It was preceded by the 1925 Geneva Protocol, which banned the use of chemical weapons following widespread use in World War I, but not their development under a "no first use" notion.
Bashar al-Assad's use of chemical weapons is only his most recent, and he is not the first to have used such weapons in war since the 1925 Geneva Protocol proscribing them.
YOUR columnist Denise Robertson believes there is a case for intervention in Syria because the 1925 Geneva Protocol bans the use of chemical weapons (Journal, Sept 3).
The 1925 Geneva Protocol banned asphyxiating, poisonous or other gases and bacteriological methods of warfare.
Although Syria is one of only seven nations that have not signed the Chemical Weapons Treaty, it is a party to the 1925 Geneva Protocol that bans the use of chemical weapons in war.
He noted that in 1968 Syria joined the 1925 Geneva protocol on the prohibition of biological weapons proliferation and is committed to what it signed.

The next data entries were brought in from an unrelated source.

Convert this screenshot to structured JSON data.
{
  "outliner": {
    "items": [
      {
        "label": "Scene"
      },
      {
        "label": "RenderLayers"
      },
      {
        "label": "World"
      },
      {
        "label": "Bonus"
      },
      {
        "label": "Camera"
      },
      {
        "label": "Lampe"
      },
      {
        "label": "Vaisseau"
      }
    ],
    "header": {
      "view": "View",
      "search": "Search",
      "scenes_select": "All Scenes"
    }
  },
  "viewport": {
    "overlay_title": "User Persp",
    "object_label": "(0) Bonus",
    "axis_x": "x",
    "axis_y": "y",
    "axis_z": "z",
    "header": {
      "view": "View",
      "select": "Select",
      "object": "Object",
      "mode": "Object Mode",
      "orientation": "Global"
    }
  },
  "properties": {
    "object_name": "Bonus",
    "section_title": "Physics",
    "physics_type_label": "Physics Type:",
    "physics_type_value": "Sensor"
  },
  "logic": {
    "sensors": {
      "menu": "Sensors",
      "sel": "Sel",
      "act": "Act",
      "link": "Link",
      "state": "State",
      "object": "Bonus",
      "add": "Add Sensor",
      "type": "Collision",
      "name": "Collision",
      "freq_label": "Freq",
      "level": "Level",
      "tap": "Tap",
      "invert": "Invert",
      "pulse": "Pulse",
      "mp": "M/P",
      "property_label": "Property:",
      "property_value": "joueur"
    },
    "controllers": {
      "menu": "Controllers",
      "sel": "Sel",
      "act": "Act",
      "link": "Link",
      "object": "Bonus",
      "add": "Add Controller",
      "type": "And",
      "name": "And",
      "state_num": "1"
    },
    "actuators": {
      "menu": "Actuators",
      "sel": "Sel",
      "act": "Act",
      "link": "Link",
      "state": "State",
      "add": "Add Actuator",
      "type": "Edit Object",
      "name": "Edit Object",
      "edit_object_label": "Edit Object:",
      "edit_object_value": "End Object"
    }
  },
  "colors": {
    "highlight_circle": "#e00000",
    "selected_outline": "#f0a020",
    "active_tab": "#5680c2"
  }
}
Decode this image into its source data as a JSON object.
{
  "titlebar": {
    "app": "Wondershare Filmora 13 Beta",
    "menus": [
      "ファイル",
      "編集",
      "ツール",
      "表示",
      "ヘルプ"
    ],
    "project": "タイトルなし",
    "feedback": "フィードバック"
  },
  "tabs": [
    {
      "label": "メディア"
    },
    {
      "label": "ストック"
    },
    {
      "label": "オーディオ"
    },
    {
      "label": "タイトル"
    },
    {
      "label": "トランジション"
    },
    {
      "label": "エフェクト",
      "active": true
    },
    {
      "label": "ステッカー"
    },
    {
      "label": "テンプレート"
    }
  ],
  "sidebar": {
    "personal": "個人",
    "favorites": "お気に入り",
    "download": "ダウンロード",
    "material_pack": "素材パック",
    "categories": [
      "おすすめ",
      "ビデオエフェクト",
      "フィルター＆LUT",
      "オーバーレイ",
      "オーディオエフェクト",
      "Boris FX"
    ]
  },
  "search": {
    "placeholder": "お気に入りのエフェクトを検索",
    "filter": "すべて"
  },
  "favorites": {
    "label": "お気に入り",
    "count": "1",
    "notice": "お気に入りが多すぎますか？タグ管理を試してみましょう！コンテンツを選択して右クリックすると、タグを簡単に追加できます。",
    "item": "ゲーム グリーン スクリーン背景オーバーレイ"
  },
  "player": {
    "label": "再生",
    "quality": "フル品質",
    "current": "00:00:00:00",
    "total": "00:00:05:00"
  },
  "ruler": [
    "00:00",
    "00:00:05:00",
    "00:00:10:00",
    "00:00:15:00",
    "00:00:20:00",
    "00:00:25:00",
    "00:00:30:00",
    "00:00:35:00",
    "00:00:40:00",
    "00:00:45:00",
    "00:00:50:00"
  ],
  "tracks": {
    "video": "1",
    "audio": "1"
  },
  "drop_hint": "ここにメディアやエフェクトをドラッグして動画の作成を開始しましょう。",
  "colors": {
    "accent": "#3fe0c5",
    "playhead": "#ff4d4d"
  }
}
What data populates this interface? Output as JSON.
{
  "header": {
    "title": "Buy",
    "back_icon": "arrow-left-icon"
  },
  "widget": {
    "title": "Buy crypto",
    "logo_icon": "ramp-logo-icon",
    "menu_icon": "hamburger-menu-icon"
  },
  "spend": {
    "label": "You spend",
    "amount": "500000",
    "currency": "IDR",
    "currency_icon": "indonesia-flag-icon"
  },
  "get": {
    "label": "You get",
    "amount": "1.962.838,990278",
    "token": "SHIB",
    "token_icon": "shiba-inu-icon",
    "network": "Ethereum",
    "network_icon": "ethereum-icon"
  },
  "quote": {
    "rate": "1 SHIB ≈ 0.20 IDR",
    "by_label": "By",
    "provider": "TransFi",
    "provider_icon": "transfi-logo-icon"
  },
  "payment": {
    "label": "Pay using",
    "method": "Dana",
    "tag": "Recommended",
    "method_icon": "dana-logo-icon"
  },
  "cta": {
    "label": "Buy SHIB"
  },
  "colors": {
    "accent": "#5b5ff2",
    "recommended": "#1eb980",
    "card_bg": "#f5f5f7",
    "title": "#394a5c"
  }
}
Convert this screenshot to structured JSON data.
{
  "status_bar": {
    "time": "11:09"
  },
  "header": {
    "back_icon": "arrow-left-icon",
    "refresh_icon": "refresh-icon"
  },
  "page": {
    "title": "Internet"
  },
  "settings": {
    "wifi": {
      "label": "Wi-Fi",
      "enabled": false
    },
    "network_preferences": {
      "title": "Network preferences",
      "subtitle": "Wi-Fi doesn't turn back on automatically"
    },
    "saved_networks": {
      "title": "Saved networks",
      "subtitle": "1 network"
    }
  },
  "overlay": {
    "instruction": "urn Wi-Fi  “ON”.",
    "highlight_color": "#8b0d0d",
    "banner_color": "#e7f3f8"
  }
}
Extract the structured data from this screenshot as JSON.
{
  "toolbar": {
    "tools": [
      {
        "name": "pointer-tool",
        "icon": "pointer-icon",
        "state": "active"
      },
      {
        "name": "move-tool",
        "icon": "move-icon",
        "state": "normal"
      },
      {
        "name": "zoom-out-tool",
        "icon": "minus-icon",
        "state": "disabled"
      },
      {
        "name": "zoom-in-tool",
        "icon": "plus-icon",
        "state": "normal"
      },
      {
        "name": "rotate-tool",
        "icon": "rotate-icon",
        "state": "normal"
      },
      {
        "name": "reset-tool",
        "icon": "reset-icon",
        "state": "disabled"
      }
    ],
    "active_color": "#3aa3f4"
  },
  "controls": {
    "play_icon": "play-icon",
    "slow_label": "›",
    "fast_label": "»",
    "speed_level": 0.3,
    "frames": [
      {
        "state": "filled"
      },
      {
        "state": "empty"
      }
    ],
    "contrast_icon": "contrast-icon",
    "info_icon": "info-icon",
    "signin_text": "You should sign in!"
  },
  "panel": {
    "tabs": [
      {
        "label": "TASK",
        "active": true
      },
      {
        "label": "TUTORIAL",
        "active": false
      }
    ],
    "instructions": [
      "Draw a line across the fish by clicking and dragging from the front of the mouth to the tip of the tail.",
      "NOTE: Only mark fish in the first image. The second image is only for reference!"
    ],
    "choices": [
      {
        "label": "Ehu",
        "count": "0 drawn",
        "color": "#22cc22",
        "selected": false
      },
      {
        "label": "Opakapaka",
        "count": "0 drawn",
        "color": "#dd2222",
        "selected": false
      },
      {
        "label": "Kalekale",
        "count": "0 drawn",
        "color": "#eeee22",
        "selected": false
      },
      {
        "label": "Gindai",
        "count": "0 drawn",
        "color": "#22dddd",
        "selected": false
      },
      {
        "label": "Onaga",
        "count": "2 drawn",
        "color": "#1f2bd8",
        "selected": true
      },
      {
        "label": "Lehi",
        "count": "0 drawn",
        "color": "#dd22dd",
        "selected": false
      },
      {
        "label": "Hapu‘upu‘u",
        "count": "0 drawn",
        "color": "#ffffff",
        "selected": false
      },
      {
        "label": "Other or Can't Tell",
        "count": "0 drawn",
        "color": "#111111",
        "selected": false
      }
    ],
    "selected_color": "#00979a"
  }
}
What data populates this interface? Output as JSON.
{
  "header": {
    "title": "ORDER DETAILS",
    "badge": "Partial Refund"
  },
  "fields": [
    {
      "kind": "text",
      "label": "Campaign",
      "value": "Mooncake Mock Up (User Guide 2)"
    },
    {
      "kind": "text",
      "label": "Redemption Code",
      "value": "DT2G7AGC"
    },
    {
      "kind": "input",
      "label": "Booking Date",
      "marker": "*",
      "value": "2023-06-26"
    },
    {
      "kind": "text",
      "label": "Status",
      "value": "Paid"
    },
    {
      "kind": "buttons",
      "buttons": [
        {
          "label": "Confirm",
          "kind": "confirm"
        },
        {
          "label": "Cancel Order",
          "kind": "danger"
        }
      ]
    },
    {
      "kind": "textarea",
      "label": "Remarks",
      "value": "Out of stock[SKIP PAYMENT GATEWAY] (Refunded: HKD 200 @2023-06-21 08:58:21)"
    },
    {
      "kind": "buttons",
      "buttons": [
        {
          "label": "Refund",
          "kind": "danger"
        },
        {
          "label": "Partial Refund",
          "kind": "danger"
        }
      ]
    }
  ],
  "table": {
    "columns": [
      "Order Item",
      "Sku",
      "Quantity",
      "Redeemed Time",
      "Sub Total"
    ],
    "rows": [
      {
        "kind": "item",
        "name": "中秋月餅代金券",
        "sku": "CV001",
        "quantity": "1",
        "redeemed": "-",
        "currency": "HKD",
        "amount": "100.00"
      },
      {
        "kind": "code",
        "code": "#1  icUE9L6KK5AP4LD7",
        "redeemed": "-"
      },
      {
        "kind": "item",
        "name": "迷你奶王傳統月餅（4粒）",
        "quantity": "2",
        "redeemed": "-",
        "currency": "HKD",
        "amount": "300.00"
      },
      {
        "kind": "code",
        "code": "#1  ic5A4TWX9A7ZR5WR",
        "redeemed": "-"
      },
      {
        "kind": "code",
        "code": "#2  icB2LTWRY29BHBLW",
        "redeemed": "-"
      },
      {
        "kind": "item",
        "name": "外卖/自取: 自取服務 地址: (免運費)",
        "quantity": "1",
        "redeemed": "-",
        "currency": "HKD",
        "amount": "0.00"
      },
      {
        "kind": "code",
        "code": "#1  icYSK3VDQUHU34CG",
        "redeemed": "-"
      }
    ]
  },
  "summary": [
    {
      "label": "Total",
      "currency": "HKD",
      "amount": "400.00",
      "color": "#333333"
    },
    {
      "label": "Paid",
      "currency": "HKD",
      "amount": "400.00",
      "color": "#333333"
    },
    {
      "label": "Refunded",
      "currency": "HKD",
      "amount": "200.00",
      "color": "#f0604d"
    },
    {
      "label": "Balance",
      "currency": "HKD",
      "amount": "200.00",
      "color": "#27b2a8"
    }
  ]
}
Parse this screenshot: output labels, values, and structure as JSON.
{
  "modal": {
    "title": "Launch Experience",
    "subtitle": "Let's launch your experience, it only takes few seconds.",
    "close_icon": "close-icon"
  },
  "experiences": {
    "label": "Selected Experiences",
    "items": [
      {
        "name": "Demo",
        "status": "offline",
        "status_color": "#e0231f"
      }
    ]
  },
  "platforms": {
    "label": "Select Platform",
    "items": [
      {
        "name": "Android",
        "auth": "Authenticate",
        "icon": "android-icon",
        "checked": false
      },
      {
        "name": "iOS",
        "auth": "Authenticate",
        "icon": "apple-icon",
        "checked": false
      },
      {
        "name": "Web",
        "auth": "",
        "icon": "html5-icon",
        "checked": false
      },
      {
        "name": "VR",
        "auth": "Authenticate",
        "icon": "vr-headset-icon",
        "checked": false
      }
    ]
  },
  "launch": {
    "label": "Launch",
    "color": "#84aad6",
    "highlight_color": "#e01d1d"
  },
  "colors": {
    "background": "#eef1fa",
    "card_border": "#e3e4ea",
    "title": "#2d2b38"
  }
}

Russia is contacting the Syrian side so as to "secure reliable protection of the country's chemical weapons storage," Gatilov said, adding that Moscow has urged Damascus to fulfill its obligations under the 1925 Geneva Protocol and the Convention on the prohibition of Chemical Weapons.